Growing up with a singer-songwriter father in Alabama, filmmaker Margaret Brown thought that she had heard it all when it came to country music but when she heard one of Van Zandt’s songs for the first time, she was blown away.

“My room-mate played me Waitin’ Around To Die. Something about Van Zandt’s music really got to me in a very core, emotional way that’s hard to put into language, which is probably why I made a film about it,” she said.

Be Here To Love Me, Brown’s highly regarded documentary, traced Van Zandt’s turbulent life through interviews with his family, friends and contemporaries.

“When I started making the film, I didn’t quite realise what it meant to be an alcoholic or to have a disease like that and how it just destroys everyone around you. It’s really hard for me to separate his personality from his disease.

“The thing that spoke to me about Townes was: to be a real artist, do you have to get caught up in the idea of artistic purity and genius at the expense of people around you? I think the answer is no.”

Brown explained what she thought was Van Zandt’s legacy: “It’s his songwriting which has been the most influential and the craft in his lyrics.

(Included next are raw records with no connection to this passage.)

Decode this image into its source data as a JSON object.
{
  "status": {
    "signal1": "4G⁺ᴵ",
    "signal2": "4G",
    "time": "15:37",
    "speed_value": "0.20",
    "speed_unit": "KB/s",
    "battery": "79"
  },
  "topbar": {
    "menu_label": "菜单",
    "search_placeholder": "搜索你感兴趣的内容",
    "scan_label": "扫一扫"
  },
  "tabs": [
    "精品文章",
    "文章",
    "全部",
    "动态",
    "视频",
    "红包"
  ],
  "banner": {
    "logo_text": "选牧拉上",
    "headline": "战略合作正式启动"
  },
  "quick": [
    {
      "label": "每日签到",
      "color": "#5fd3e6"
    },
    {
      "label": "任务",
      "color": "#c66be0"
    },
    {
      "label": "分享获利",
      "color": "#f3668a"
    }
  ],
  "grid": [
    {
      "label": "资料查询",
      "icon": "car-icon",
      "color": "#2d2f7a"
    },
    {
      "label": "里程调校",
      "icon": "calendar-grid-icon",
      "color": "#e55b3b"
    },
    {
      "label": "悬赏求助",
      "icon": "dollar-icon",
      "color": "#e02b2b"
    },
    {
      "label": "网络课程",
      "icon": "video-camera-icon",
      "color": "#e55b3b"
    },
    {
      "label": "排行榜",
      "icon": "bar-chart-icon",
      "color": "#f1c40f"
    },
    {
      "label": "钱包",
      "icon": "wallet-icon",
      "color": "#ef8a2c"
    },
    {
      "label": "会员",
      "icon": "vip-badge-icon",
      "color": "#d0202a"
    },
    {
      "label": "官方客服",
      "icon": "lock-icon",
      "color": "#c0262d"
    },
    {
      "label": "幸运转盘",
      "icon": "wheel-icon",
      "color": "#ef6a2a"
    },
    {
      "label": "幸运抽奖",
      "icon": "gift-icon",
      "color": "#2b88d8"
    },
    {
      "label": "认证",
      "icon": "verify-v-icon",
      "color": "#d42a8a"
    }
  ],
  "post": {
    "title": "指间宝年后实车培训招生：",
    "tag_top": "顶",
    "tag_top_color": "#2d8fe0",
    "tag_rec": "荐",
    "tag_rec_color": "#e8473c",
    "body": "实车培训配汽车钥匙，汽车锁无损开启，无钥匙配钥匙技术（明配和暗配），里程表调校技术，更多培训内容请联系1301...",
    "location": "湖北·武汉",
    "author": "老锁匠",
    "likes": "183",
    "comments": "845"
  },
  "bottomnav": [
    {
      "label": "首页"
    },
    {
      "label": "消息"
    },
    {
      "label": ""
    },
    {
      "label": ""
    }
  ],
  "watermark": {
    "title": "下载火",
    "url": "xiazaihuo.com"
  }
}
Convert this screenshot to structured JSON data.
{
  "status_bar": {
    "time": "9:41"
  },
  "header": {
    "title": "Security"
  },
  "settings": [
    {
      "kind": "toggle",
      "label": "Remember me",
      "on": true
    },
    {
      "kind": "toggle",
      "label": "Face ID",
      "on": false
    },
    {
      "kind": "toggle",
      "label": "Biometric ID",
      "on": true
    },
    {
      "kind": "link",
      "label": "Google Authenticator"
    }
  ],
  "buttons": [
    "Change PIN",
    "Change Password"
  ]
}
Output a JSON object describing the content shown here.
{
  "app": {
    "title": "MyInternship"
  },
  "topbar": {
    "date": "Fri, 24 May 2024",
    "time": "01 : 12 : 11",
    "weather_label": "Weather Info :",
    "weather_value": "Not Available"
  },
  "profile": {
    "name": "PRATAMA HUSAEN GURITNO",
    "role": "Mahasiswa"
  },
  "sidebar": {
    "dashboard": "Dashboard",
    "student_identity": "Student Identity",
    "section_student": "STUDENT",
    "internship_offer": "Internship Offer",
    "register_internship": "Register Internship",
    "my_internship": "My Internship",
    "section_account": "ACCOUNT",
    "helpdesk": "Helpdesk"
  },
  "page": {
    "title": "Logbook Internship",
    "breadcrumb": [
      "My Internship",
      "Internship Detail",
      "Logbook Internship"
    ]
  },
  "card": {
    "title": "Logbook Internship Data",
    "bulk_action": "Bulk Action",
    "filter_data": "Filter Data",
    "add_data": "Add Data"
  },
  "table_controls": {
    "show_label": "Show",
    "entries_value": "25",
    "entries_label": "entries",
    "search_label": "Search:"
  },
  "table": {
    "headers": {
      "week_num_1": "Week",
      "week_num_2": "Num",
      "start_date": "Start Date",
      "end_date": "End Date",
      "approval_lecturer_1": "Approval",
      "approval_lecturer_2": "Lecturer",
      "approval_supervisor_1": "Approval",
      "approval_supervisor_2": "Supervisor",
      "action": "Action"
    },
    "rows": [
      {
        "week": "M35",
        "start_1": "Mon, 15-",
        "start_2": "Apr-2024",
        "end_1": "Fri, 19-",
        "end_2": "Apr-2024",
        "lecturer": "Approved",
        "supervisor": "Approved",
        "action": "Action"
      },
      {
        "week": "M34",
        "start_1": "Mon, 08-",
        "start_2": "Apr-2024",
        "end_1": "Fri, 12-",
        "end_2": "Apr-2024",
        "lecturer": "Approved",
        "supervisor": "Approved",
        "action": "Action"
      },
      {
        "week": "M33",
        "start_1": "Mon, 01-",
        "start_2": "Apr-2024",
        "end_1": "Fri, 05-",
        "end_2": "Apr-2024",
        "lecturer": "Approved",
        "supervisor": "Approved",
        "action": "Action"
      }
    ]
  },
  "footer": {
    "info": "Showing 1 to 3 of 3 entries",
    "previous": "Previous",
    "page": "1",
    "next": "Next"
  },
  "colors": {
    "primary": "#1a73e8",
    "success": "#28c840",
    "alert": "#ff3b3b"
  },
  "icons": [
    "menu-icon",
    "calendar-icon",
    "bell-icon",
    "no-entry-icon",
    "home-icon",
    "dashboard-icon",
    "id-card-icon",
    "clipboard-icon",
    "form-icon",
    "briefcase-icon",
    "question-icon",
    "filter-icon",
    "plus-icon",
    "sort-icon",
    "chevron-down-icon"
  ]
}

“He was someone who felt things very deeply, and that’s where the songs came from. The first time I listened to his music was revelatory. It feels really personal, like he is singing directly to you. I can’t think of anyone today who is like him, that type of ‘fall on your sword’ musician.”